I went into seeing Lions for Lambs ready for a hearty dose of left-wing propaganda. Statements like “George W. Bush is a terrible president”, “we must find an exit strategy in Iraq since the war is going so poorly” and “the entire Republican party is a bunch of crooks and miscreants” were swirling through my head. What I wasn’t ready for was the story to told in such an unexpected manner (the trailers were a bit misleading).
Lions for Lambs is an intertwined tale of three equally compelling story lines. In one, Senator Jasper Irving (Tom Cruise) is verbally sparring with a reporter, Janine Roth (Meryl Streep). He’s a polished Republican with firm convictions on how the world should be shaped and how the United States must shape it. To meet his goal of world order, he has architected a new plan of attack on the war on terror, starting with a renewed offensive in Afghanistan. She is a weathered reporter who refuses to eat his talking points. Both characters stand strong in their beliefs and as one might expect, Roth’s anti-Bush stance carries more weight than the stay the course rhetoric being mouthed by Irving.
In another thread, university professor Stephen Malley (Robert Redford) is challenging Todd Hayes (Andrew Garfield), a student who has lost his focus on school, to get reinvigorated in his studies. But that’s not the only reason to he’s speaking to him. Malley is trying to court Hayes into becoming a political activist and to pick a side for the battle of America. They counter back and forth without, unfortunately, coming to any real conclusions. The problem with this part, was instead of making me critically think about the political climate of the country (as the movie wants you to do), I simply shut their banter out of my head. Personally, I can’t stand listening to haughty individuals rationalize and try to one-up each other. Those types of people can all piss up a rope as far as I’m concerned.

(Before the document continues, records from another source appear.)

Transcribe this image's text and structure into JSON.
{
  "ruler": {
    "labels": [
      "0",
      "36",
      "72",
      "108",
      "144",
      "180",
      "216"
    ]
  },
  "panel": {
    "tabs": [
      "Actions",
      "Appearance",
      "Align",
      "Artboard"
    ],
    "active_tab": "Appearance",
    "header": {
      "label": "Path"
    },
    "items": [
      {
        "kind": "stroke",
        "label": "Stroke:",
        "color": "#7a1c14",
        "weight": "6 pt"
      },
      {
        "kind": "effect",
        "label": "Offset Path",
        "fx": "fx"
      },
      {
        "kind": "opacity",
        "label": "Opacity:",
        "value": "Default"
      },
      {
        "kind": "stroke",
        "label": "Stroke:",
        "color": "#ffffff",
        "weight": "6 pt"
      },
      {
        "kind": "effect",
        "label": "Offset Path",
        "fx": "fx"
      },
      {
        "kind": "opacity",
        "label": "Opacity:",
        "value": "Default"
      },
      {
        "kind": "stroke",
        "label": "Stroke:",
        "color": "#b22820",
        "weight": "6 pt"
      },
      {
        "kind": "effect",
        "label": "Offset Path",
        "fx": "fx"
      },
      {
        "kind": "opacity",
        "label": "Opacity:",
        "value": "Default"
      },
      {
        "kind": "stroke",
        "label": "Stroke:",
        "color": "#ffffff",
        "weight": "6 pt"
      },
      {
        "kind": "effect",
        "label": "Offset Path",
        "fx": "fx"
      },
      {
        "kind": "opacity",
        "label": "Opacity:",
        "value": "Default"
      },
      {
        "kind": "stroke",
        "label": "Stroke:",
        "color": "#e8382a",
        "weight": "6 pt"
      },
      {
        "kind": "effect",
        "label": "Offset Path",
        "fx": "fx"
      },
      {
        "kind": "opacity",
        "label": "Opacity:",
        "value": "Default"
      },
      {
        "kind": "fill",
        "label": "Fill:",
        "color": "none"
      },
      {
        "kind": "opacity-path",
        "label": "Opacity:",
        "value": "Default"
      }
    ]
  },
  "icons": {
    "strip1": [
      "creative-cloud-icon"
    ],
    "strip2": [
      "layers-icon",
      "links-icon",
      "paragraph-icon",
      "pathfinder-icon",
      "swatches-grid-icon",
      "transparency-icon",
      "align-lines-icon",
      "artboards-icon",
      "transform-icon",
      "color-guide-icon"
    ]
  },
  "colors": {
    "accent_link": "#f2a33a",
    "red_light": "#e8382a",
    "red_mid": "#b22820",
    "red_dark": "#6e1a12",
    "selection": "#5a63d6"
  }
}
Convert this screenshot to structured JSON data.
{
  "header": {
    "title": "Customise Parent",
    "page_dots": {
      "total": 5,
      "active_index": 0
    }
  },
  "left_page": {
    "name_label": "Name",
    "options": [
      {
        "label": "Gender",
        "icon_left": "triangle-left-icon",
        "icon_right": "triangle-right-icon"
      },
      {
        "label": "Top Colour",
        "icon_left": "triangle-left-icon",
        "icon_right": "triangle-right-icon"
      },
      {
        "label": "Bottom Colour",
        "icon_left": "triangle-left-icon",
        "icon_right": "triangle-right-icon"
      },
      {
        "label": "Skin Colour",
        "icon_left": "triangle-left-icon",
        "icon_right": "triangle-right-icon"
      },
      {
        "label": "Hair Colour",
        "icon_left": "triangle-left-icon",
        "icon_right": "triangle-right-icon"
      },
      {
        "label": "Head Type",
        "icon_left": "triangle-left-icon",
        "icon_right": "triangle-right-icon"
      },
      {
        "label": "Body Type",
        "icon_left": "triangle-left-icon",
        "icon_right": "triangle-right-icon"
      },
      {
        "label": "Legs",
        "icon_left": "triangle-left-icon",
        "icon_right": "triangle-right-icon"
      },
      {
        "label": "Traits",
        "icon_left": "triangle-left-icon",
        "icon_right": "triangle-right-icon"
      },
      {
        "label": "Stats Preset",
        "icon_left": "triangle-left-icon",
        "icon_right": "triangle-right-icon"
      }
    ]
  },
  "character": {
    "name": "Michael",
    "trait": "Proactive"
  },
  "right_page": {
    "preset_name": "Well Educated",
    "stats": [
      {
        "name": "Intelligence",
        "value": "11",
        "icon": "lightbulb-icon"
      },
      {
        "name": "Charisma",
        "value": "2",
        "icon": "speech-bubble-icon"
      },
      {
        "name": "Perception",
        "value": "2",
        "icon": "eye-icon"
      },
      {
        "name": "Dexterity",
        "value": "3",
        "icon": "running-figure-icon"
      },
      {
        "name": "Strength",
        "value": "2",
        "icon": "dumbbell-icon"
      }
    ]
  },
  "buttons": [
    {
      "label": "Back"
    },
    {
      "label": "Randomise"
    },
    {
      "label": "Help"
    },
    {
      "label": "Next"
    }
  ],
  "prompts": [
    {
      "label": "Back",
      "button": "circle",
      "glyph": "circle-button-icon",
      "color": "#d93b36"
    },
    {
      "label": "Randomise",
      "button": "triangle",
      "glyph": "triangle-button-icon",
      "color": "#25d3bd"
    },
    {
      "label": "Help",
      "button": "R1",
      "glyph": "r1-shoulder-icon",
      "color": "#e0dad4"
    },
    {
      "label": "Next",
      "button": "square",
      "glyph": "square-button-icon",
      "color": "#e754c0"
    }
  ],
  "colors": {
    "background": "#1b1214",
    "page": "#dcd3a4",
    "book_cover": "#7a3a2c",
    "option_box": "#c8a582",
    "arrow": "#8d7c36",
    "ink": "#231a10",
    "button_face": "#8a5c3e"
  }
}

And in the final path, two of Malley’s former students, Ernest Rodriguez (Michael Pena) and Arian Finch (Derek Luke) are in Afghanistan fighting the Taliban in Irving’s masterminded offensive. Things aren’t going well for them – the intelligence reports are once again fouled – and both solders find themselves stranded in very hostile territory. Their commander Lt. Col. Falco (Peter Berg) is deeply troubled by the situation and tries everything in his power to rescue them. The abandoned men, while waiting for help, take the time to remember how they got in this situation and ultimately realize that they’ve got to rely on their own abilities if they are to survive. You can’t count on the government for anything. And while this was meant as a way to tie together the pieces of the movie into a nice bundle, it all seemed strangely staged. More displeasing to me was the use of this segment as a launching pad to find fault with our military.
Obviously, from a conservative standpoint, I would have liked to see more equal representation for the right. Irving tries to make his case, but writer Matthew Michael Carnahan, ends up making him into a war monger. I especially liked the added touch of having a plaque on his wall that read: If I must choose between righteousness and peace, I choose righteousness. However, Lions for Lambs does raise a few thought provoking questions while reiterating the tried and true Bush bashing that we’ve been privy to for the past few years. No matter the agenda, it’s worth a view and a subsequent talk around the water cooler at the job. I’m sure that’s music to the ears of the political forces that helped shape and release this movie.